■ What you need to do
Within the material below, how many lines carry the word "color"? Answer with a single number.
━━ Data for analysis ━━
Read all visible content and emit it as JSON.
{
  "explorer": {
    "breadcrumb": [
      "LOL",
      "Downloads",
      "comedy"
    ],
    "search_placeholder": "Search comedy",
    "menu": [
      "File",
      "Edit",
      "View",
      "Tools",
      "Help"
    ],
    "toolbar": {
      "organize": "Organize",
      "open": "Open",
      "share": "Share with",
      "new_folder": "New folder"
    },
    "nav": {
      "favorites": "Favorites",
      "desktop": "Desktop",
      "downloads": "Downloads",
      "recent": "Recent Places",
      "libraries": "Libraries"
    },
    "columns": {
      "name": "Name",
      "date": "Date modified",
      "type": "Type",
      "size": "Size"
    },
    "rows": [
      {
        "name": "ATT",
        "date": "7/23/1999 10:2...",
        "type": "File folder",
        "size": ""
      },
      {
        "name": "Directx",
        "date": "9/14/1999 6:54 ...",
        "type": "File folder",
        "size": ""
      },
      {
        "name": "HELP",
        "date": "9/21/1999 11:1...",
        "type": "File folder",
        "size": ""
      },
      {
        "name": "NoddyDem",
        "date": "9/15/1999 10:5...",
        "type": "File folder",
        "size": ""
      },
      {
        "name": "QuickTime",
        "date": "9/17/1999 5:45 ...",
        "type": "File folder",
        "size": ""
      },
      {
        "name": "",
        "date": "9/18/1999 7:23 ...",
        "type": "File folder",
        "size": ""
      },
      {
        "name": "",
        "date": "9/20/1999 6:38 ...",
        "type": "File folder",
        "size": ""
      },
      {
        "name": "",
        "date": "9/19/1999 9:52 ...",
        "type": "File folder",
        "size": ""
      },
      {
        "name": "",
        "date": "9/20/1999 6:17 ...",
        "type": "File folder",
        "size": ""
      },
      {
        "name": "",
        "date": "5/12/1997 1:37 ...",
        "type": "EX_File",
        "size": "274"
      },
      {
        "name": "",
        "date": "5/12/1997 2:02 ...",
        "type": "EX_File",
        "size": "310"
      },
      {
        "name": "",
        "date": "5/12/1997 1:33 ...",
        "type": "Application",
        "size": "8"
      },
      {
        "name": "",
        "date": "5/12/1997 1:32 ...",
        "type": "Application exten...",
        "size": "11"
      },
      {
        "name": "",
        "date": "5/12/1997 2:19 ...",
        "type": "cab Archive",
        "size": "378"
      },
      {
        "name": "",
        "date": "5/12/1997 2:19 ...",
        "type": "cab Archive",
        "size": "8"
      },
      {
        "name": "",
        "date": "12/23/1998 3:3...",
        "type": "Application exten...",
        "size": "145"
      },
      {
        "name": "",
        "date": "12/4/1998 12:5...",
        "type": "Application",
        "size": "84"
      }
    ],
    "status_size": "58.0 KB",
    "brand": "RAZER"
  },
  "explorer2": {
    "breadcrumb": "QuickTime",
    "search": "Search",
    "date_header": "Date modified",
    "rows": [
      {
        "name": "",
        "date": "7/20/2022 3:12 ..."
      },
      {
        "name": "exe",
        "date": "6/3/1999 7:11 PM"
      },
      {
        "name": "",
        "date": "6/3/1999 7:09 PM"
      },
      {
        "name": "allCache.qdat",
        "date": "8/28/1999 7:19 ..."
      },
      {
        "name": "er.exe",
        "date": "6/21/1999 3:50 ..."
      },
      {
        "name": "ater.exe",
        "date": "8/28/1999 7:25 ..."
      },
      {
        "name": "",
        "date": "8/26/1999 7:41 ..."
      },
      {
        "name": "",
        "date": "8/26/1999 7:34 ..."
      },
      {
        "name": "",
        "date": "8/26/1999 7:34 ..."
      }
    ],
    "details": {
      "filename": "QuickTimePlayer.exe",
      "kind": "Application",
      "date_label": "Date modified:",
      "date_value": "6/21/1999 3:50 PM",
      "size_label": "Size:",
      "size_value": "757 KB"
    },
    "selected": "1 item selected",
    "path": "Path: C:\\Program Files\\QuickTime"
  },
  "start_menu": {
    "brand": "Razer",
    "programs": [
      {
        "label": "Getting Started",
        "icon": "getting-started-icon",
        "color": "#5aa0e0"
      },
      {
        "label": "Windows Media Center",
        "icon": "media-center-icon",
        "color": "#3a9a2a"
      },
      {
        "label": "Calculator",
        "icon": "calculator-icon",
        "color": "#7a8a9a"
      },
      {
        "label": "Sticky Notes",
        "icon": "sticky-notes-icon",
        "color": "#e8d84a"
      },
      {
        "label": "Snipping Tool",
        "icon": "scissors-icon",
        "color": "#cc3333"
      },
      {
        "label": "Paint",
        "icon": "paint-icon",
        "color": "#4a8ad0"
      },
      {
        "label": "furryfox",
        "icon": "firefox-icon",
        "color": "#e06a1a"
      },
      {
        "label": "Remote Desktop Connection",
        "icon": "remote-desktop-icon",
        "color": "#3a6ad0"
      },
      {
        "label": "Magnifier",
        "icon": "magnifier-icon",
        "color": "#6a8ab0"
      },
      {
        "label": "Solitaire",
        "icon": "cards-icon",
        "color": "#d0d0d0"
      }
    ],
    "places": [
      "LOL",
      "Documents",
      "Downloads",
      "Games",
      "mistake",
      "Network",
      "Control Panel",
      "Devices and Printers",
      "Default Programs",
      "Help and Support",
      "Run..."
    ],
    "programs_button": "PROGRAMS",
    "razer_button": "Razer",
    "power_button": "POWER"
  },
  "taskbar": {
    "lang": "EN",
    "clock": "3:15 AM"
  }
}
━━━
■ Solution to the problem
10